When training a Bluetick, they are headstrong and a little obstinate like other hounds – so strong consistency is key. They are highly intelligent and are good at figuring things out. All hounds have a bit of a sense of humor – they can be slightly clumsy and always want to know “what’s in it for them” during training. But the Bluetick on average is less clumsy than some other hound breeds. Blueticks are deeply devoted to their owners and are quite affectionate. They tend to be wary of strangers but do well with children. They tend to not do well with smaller pets. Like all working dogs, they need to have their energy used or else they find ways of getting into trouble.
German Shorthaired Pointers are often called regal looking. They have friendly dark eyes and their coat can come in Liver, Black, Roan with white. They can grow up to 25 inches tall and weigh up to 70 pounds. They were bred with a great deal of endurance, and speed. They are extremely loyal dogs who develop a deep bond with their owners.

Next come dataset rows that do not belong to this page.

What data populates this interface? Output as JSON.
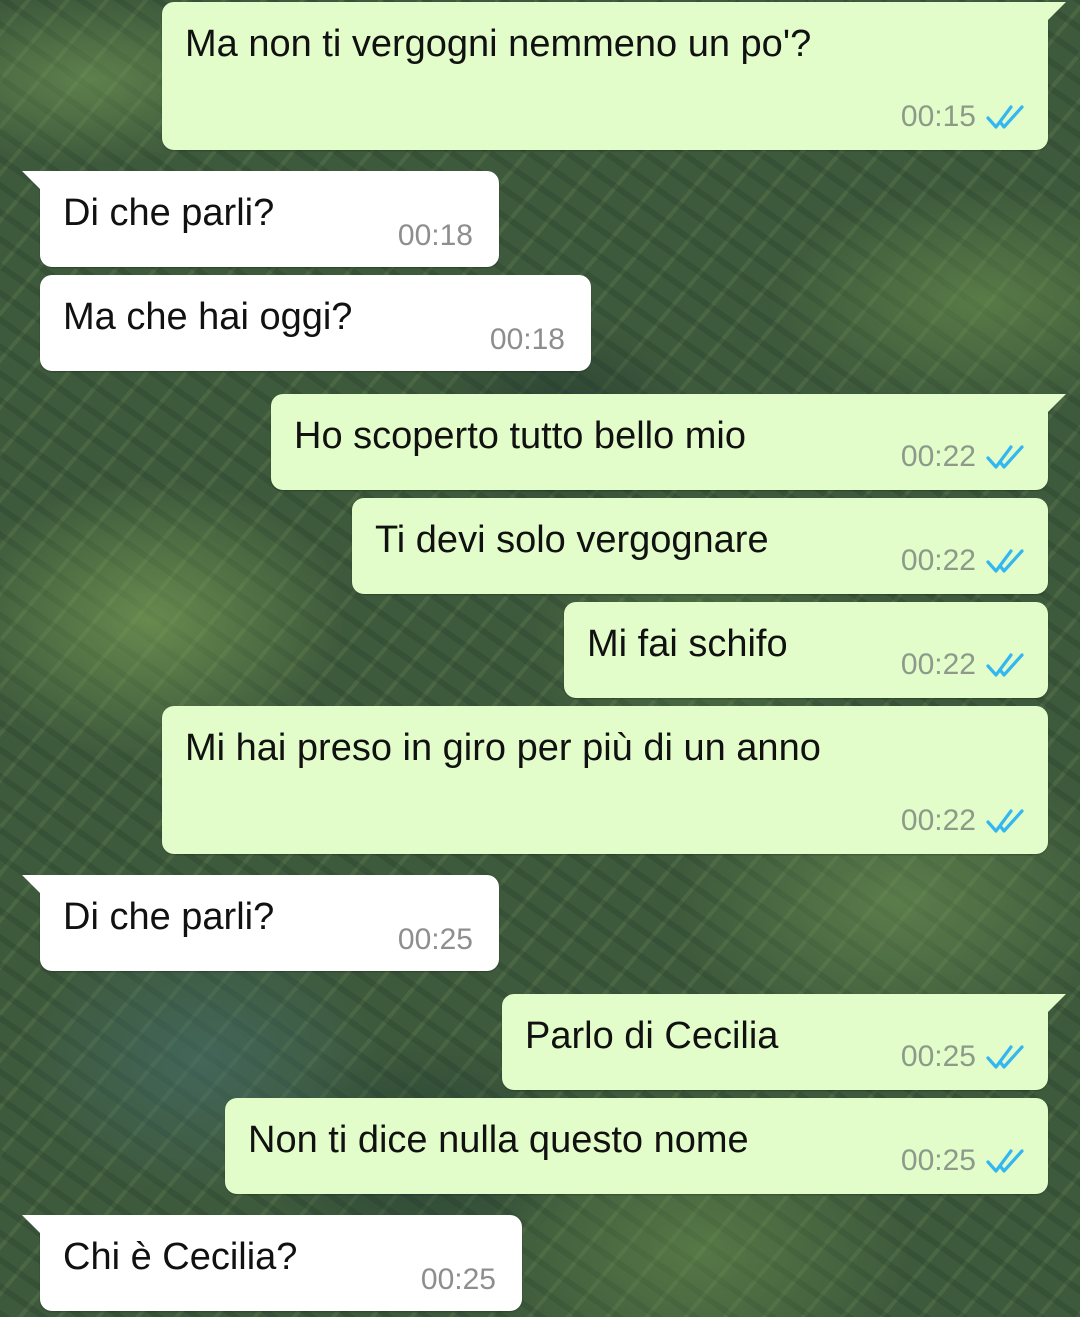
{
  "colors": {
    "outgoing_bubble": "#e2fdca",
    "incoming_bubble": "#ffffff",
    "read_ticks": "#34b7f1",
    "timestamp": "#8d9a8a"
  },
  "messages": [
    {
      "direction": "outgoing",
      "text": "Ma non ti vergogni nemmeno un po'?",
      "time": "00:15",
      "status_icon": "double-check-read-icon"
    },
    {
      "direction": "incoming",
      "text": "Di che parli?",
      "time": "00:18"
    },
    {
      "direction": "incoming",
      "text": "Ma che hai oggi?",
      "time": "00:18"
    },
    {
      "direction": "outgoing",
      "text": "Ho scoperto tutto bello mio",
      "time": "00:22",
      "status_icon": "double-check-read-icon"
    },
    {
      "direction": "outgoing",
      "text": "Ti devi solo vergognare",
      "time": "00:22",
      "status_icon": "double-check-read-icon"
    },
    {
      "direction": "outgoing",
      "text": "Mi fai schifo",
      "time": "00:22",
      "status_icon": "double-check-read-icon"
    },
    {
      "direction": "outgoing",
      "text": "Mi hai preso in giro per più di un anno",
      "time": "00:22",
      "status_icon": "double-check-read-icon"
    },
    {
      "direction": "incoming",
      "text": "Di che parli?",
      "time": "00:25"
    },
    {
      "direction": "outgoing",
      "text": "Parlo di Cecilia",
      "time": "00:25",
      "status_icon": "double-check-read-icon"
    },
    {
      "direction": "outgoing",
      "text": "Non ti dice nulla questo nome",
      "time": "00:25",
      "status_icon": "double-check-read-icon"
    },
    {
      "direction": "incoming",
      "text": "Chi è Cecilia?",
      "time": "00:25"
    }
  ]
}
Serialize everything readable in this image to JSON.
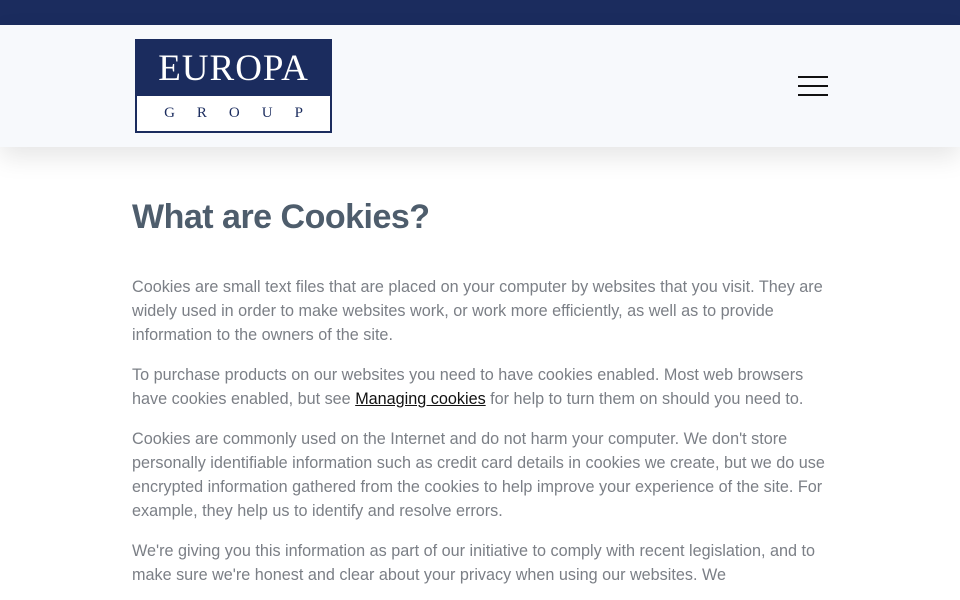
{
  "header": {
    "logo": {
      "name": "EUROPA",
      "group": "GROUP"
    },
    "menu_icon": "hamburger-menu-icon"
  },
  "main": {
    "title": "What are Cookies?",
    "paragraphs": {
      "p1": "Cookies are small text files that are placed on your computer by websites that you visit. They are widely used in order to make websites work, or work more efficiently, as well as to provide information to the owners of the site.",
      "p2_before": "To purchase products on our websites you need to have cookies enabled. Most web browsers have cookies enabled, but see ",
      "p2_link": "Managing cookies",
      "p2_after": " for help to turn them on should you need to.",
      "p3": "Cookies are commonly used on the Internet and do not harm your computer. We don't store personally identifiable information such as credit card details in cookies we create, but we do use encrypted information gathered from the cookies to help improve your experience of the site. For example, they help us to identify and resolve errors.",
      "p4": "We're giving you this information as part of our initiative to comply with recent legislation, and to make sure we're honest and clear about your privacy when using our websites. We"
    }
  },
  "colors": {
    "brand_navy": "#1b2c5e",
    "header_bg": "#f7f9fc",
    "title": "#4e5d6c",
    "body_text": "#7b7f86",
    "link": "#111111"
  }
}
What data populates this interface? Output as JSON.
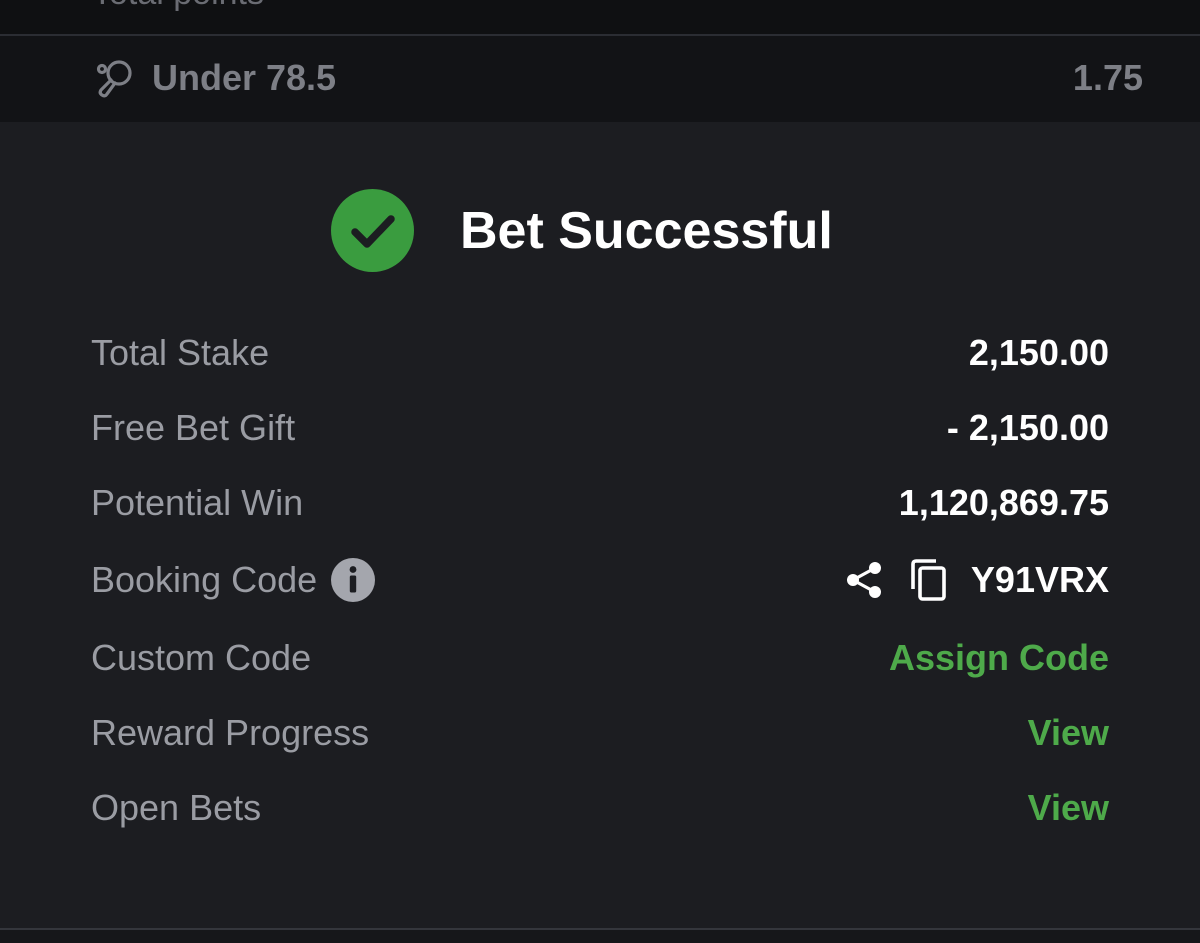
{
  "market": {
    "cropped_label": "Total points"
  },
  "selection": {
    "icon": "table-tennis-icon",
    "label": "Under 78.5",
    "odds": "1.75"
  },
  "confirmation": {
    "icon": "check-circle-icon",
    "title": "Bet Successful",
    "accent_color": "#3a9c3f"
  },
  "details": {
    "total_stake": {
      "label": "Total Stake",
      "value": "2,150.00"
    },
    "free_bet_gift": {
      "label": "Free Bet Gift",
      "value": "- 2,150.00"
    },
    "potential_win": {
      "label": "Potential Win",
      "value": "1,120,869.75"
    },
    "booking_code": {
      "label": "Booking Code",
      "value": "Y91VRX",
      "icons": [
        "info-icon",
        "share-icon",
        "copy-icon"
      ]
    },
    "custom_code": {
      "label": "Custom Code",
      "action": "Assign Code"
    },
    "reward_progress": {
      "label": "Reward Progress",
      "action": "View"
    },
    "open_bets": {
      "label": "Open Bets",
      "action": "View"
    }
  },
  "colors": {
    "background": "#1c1d21",
    "link": "#4eaa4a",
    "label": "#9a9ca3"
  }
}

The breed developed in the 17th century in Germany. They are a cross between German tracking hounds, a Spanish Pointer, and an English Foxhound. They have an extraordinarily keen sense of smell. in 1925 Dr. Charles Thornton brought the breed to American and began breeding them.
The German Shorthaired Pointer makes a great family pet. They do well with other pets, children and even do well indoors – as long as they received daily exercise to burn off their high energy levels. They learn fast and are relatively easy to train. German Shorthaired Pointers have a strong prey drive and retrieve well. They also point beautifully.
An all-around versatile hunting dog, one that is said to almost “hunt straight out of the box.” They remain one of the main dog breeds in various hunting contests. It will hunt upland gamebirds, waterfowl, and even rabbits and other small game. The German Shorthaired Pointer is quite brave and will track wild boar, fox, and even a wounded deer.